It’s Lent, a time of examination and preparation. One way the church has historically observed Lent is with the practice of Fasting…why? How? What? When? Where?
‘And whenever you fast, do not look dismal, like the hypocrites, for they disfigure their faces so as to show others that they are fasting. Truly I tell you, they have received their reward. But when you fast, put oil on your head and wash your face, so that your fasting may be seen not by others but by your Father who is in secret; and your Father who sees in secret will reward you.
Jesus seemed to take for granted that people would fast. Notice that he did not say “if” you fast, but “whenever” – as if fasting was something a person who followed Jesus would do regularly. Still, we don’t hear a lot about fasting in our culture – that may be because fasting is a practice that reminds us that we are not ultimately in control of everything. We have become a people very proud of our self-sufficiency and independence; but fasting helps us keep our balance in life. Jesus knew that we needed to live in the balance of life focused on God, and it’s easy to let our focus slip to things we think we need (letting our bodies control us).
What do you think about this passage? What do you hear when you hear Jesus say “and whenever you fast…”? What do you think of when you hear the word “fasting”?
Fasting helps us see ourselves as we really are – when we remove something from our life, we quickly see how much we depend on it – how much it controls us. It can help us see that we have come to depend too much on one thing – and just as God promises, our lives become imbalanced when we become too dependent on something and we lose our focus on God. Deciding to go without, food, or television, or our cell phone, or ipod or video games we learn how much our peace depends upon the pleasures we get as a result of these things – and how powerful & clever the body or mind are at getting its own way against our strong resolves.
Have you ever tried to go without something–fasting from TV, or food, or something else? How did that go? What did you learn during that time?
Jesus, full of the Holy Spirit, returned from the Jordan and was led by the Spirit in the wilderness, where for forty days he was tempted by the devil. He ate nothing at all during those days, and when they were over, he was famished. The devil said to him, ‘If you are the Son of God, command this stone to become a loaf of bread.’ Jesus answered him, ‘It is written, “One does not live by bread alone.” ‘
Jesus went without food or the company of others for forty days to be strengthened by God – to be sure his focus was on God and not on himself or his desires. Tempted and tested over and over again, Jesus became fully aware of the weaknesses of a human body, mind, and spirit by enduring a much longer fast than most of us could imagine. He fasted before he began his ministry and was convinced he knew what was possible for us in a life with God here on Earth. In human form he learned first hand about the strength provided when we trust and focus on God. Jesus taught us by doing what we can do – from what is possible not by what is impossible. Jesus added spiritual practices to his life and taught us from what he knew would help us live as we were created to live. He expected us to fast so that we might also become confident in our knowledge of God and ourselves.

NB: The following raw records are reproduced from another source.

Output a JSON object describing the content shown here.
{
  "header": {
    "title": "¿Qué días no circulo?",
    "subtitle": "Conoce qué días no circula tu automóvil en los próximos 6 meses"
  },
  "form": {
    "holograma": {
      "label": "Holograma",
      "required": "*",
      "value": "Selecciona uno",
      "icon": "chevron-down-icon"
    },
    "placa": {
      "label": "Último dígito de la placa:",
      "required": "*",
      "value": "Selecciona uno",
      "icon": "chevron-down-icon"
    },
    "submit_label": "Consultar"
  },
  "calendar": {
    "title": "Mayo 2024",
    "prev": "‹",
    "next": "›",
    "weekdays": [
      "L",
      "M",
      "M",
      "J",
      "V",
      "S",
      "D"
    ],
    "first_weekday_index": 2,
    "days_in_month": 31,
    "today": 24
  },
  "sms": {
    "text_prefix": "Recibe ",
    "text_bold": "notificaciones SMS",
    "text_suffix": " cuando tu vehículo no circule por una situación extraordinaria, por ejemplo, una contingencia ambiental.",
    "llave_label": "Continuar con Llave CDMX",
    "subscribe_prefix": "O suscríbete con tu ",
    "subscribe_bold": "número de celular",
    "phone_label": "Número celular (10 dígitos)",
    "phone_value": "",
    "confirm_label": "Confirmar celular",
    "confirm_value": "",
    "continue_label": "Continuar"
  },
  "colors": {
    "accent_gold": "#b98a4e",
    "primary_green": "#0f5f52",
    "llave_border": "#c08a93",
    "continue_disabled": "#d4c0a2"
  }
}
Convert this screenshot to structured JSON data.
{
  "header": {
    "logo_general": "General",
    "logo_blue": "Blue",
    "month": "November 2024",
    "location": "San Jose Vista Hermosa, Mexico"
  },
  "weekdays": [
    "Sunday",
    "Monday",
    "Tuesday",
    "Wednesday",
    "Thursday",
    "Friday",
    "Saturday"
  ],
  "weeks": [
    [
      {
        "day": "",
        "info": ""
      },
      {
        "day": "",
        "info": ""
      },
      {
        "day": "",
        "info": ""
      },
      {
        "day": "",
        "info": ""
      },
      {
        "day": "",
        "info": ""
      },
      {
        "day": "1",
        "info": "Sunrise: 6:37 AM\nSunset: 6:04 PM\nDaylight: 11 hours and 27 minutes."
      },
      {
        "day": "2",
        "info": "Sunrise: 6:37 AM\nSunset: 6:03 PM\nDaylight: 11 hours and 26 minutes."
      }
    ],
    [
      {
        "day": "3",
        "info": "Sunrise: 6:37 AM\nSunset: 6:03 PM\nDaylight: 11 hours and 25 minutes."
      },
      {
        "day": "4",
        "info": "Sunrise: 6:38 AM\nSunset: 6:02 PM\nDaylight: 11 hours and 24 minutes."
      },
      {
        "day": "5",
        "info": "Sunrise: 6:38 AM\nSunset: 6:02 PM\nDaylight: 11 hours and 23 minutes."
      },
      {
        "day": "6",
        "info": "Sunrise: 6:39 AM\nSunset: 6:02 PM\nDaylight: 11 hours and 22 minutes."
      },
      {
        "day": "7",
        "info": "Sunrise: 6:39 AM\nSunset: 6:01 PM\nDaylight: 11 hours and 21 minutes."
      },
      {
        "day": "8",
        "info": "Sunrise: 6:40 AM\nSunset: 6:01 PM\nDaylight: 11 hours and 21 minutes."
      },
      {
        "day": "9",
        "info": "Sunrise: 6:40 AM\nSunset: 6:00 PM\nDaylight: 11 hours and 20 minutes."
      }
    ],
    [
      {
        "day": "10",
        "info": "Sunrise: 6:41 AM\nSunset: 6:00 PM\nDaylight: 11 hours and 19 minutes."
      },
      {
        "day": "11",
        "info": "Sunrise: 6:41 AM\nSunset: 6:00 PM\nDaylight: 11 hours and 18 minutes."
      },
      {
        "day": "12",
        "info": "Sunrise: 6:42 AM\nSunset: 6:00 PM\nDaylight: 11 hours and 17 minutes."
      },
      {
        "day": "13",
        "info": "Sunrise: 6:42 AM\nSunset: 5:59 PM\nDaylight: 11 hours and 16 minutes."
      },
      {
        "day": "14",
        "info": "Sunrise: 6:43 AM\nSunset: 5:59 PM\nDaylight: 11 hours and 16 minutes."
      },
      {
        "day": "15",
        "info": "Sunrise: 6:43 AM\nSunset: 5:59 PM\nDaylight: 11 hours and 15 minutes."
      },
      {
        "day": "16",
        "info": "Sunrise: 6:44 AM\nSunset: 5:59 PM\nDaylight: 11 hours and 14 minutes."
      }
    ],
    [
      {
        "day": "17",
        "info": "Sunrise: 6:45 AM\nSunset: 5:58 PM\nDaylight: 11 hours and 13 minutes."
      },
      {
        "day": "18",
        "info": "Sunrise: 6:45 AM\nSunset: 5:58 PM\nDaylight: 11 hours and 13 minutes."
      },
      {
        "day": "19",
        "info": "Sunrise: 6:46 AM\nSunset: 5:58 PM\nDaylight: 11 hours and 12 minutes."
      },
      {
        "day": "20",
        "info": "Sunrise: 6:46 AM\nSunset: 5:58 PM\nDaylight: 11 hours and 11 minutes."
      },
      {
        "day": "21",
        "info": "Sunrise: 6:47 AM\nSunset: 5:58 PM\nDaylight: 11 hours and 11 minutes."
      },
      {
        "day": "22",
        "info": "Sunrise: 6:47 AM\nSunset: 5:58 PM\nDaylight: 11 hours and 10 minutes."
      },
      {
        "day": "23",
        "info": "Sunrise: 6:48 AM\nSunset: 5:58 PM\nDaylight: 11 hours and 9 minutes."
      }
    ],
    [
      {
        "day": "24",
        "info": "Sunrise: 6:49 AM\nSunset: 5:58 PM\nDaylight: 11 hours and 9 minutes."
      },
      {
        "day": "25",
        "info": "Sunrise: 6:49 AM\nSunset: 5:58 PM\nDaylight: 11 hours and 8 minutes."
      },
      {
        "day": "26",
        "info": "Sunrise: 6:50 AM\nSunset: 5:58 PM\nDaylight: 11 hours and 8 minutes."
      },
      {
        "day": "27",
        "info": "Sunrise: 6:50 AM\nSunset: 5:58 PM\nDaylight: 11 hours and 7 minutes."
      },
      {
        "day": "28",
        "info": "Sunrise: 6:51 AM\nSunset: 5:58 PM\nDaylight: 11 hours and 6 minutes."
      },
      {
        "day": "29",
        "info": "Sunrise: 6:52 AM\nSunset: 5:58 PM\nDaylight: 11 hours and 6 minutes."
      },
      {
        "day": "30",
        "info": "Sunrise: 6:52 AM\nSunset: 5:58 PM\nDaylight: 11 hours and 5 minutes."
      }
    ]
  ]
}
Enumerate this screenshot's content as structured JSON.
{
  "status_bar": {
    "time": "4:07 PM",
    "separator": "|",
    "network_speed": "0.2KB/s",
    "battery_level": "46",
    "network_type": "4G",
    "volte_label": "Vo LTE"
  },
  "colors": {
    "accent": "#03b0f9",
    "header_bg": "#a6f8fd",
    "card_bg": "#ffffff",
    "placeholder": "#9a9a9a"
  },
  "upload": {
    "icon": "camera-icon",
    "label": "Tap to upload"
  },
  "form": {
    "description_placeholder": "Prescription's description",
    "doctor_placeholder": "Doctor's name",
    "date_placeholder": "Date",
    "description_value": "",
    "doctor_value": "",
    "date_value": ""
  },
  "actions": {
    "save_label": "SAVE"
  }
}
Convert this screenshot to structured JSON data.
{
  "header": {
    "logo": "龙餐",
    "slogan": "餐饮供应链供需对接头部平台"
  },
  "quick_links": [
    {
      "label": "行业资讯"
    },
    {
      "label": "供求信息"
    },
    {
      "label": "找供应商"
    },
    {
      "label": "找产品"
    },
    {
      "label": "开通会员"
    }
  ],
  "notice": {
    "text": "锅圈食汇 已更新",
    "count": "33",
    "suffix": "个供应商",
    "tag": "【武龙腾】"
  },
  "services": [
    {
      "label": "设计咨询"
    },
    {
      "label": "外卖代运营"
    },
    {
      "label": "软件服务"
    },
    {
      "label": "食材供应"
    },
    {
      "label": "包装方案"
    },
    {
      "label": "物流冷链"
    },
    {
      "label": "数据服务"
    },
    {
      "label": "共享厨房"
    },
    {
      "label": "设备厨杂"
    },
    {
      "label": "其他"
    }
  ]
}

Fasting among the Jews and then among Christians began as a spiritual practice of going without food and sometimes drink for a certain amount of time. It was intended to be a time of re-centering themselves toward God – to allow the physical hunger to remind them that they were not created to be self-sufficient or live independent of God.
Spiritual practices exist to help us grow in our faith, our hope, our love, our gratitude – they are not a way to win the approval of others or of God. When we fast from something we desire, it helps us become more open to the acceptance of God’s will for us and helps us to see our lives through our faith in God.
Lauren Winner learned practiced fasting as part of her Jewish faith and then came to add the practice to her life as a Christian. She said, “Fasting is not merely a long, torturous means to a far-away end; a fast is not to be understood as a miserable experience that will sanctify you. Nor is a fast like a back-room deal at the courthouse, the lawyer for the penitent trading three weeks of food in exchange for divine mercy.
…the fast accomplishes a repositioning. When I am sated, it is easy to feel independent. When I am hungry, it is possible to remember where my dependence lies.” (Mudhouse Sabbath p. 91)
What do you think? How can you let something go and learn to be more dependent on God, from whom all blessings flow? What would it mean to fast from something this week or this season, and how might it change your perspective on where God is and what God is doing?
In the Family Devotional Booklet for Lent there is a fasting practice recommended. Last week we fasted from snacking between meals. Did you try that? How did it go? This week we are fasting from text messaging and video games. How is that going? What’s easy, what’s hard, and what is helping you to see God and life differently?
Do you need a family devotional booklet for Lent, with daily scripture readings and reflection questions? Contact Teri in the church office.